How will the new facility fit into Windjammer Park?
Siting the Clean Water Facility in Windjammer Park presents a unique opportunity to develop a long-term plan for the park, integrating existing and new elements in this special community space. The City worked with community members, including a community advisory group, to create the Windjammer Park Integration Plan, which City Council adopted in May 2016. The plan will be implemented in phases, and more specific design of Phase 1 is currently underway. Visit the Windjammer Park page for more information.
How will the new facility help protect the environment in Oak Harbor?
The technology for the new facility was selected due to its minimal environmental impacts. The Membrane Bioreactor (MBR) Treatment Process produces very clean water and requires the smallest footprint compared to other wastewater treatment processes. The technology reduces the amount of pollutants discharged into the Oak Harbor Bay, providing cleaner water for all of Oak Harbor’s humans, animals, and plants.
MBR treatment technology filters solids and other pollutants from wastewater. Bacteria use oxygen and the pollutants as a food source, essentially accelerating nature’s normal decomposition process. Those bacteria are then filtered through a small membrane filter, which holds the solids back from the liquids. MBR technology produces water suitable for re-use in the irrigation of parks and golf courses, street washing, industrial cooling water, and many other non-potable applications.
What are are biosolids?
Biosolids are a nutrient rich reusable resource, full of nitrogen and just the right amount of phosphorus. We are making biosolids at the Clean Water Facility using the biosolid dryer located in the solids building. By creating biosolids, we are providing a higher level of treatment and reducing the volume of material removed from the facility and placed in a landfill.

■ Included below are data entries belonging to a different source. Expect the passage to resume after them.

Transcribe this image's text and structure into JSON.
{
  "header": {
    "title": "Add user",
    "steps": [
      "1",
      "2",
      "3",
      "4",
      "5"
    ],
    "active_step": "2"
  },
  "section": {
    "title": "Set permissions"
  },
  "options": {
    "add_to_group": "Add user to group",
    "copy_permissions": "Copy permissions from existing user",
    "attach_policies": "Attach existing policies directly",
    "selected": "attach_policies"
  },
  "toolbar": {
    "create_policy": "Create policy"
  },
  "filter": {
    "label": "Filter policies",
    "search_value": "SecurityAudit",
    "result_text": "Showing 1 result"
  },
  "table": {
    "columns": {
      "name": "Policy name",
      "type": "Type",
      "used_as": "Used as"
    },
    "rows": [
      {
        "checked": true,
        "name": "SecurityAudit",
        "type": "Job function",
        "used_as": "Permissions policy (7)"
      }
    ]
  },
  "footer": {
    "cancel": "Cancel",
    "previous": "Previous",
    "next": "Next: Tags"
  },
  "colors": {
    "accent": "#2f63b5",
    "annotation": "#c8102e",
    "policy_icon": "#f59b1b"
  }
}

We'll be trucking our biosolid product off site to enrich soil and help plant growth at golf courses, farms, community gardens, and more!
For more information about how wastewater is converted to biosolids visit our Treatment Process page.